Guest Editorial: U.S. economic freedom slips
A “solid C,” they call it in school. Not flunking, certainly, but also not excelling. That grade characterizes the score of 75.4 that the United States earned on the Heritage Foundation’s 2016 “Index of Economic Freedom,” which grades countries on such factors as property rights, government spending, business freedom, monetary freedom and fiscal freedom (taxation).
The rankings closely correlate with economic growth. The higher the score — the more economic freedom — the faster people produce more wealth for everyone, from rich to poor.
Any score above 80 is considered “free.” At the head of the class, as usual, was Hong Kong (88.6). Scores from 70 to 79.9 are “mostly free.” So America’s 75.4 score ranked it 11th, just behind the United Kingdom (76.4) and Estonia (77.2). We’re also below sixth-place Canada (78).
A score from 0 to 49.9 is considered “repressed.” At the bottom were the two remaining communist countries.

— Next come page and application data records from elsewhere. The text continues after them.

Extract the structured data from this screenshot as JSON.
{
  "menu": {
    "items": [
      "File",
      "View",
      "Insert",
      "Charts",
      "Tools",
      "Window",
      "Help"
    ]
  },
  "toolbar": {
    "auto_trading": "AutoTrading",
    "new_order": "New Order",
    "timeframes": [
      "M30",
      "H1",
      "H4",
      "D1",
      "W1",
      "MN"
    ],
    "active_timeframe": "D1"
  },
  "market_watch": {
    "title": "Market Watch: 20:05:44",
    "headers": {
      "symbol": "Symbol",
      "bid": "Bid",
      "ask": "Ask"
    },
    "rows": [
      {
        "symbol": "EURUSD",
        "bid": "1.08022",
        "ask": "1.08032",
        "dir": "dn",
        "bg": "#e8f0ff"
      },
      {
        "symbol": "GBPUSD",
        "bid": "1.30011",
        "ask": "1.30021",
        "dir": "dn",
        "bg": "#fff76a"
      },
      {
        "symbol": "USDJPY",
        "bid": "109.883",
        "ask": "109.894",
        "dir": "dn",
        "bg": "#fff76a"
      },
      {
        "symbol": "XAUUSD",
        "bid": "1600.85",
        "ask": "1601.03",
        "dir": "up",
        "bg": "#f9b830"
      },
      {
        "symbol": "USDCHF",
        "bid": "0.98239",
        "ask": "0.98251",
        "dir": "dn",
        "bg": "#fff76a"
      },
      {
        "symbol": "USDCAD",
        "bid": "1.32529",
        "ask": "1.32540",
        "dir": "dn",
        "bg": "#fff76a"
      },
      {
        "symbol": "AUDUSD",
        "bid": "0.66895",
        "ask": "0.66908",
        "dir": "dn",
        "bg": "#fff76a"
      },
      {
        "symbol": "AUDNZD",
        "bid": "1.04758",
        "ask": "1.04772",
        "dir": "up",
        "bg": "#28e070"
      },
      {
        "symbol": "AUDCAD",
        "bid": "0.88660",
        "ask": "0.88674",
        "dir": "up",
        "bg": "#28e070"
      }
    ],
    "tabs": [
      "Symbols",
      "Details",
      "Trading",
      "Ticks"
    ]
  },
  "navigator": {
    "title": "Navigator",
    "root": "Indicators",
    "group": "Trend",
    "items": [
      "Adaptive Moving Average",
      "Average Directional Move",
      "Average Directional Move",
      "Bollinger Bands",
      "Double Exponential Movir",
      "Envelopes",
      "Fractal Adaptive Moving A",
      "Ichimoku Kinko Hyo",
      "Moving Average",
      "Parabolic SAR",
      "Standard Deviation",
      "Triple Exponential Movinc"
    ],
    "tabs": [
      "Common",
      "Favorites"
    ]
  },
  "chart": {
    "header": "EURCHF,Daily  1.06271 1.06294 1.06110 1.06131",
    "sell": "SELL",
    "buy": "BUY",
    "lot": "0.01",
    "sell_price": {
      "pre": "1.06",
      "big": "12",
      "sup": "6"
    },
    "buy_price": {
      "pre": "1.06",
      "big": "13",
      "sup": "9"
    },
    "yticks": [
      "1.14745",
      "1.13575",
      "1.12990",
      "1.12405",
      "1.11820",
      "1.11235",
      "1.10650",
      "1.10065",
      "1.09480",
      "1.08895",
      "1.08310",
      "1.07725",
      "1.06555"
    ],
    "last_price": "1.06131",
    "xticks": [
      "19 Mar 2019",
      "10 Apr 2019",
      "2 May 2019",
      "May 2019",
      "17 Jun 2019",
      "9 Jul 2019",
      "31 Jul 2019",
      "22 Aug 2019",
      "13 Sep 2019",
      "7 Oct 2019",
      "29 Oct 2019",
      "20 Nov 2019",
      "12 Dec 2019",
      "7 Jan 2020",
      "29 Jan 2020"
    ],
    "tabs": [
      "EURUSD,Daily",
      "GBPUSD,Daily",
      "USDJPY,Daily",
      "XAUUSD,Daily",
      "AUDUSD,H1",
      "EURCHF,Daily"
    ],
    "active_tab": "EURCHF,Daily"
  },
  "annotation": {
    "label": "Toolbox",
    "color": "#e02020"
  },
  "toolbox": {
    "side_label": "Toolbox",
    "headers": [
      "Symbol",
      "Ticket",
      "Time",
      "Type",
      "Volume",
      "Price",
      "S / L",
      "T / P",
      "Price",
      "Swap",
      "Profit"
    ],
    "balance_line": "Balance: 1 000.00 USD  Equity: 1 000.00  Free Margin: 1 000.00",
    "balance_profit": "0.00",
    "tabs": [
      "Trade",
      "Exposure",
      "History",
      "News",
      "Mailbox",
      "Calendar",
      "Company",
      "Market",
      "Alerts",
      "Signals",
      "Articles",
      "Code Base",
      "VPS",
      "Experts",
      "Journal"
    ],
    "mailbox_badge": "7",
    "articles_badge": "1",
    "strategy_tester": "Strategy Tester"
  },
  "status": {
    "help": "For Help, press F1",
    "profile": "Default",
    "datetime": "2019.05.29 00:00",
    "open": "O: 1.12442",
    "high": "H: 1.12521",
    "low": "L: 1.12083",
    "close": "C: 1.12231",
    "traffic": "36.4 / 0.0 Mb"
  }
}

In 177th place was Castroite Cuba (29.8), and rock bottom, 178th place, was erratic dictator Kim Jong Un’s North Korea (2.3).
Our country has scored much higher; in 2007, the U.S. stood in fourth place, with a score of 82. Barack Obama became president in 2009, and his policies largely are to blame for this decline, according to Heritage. But we would add that President George W. Bush was in the White House when the Great Recession hit in 2007-08. And Republicans have controlled the House of Representatives for more than five years since the 2010 tea party rebellion against too much government. That’s significant because all tax bills originate in the House.
“Americans continue to lose economic freedom,” the Heritage Index explained. “Following declines in seven of the past eight years, the United States this year has equaled its worst score ever in the Index of Economic Freedom. Ratings for labor freedom, business freedom and fiscal freedom have flagged notably, and the regulatory burden is increasingly costly.” Also to blame are “damaging monetary policies.”
The Republican presidential candidates generally favor more economic freedom, and the Democratic candidates want more controls. But the dismal economic performance of both parties while in power propels this political season of discontent.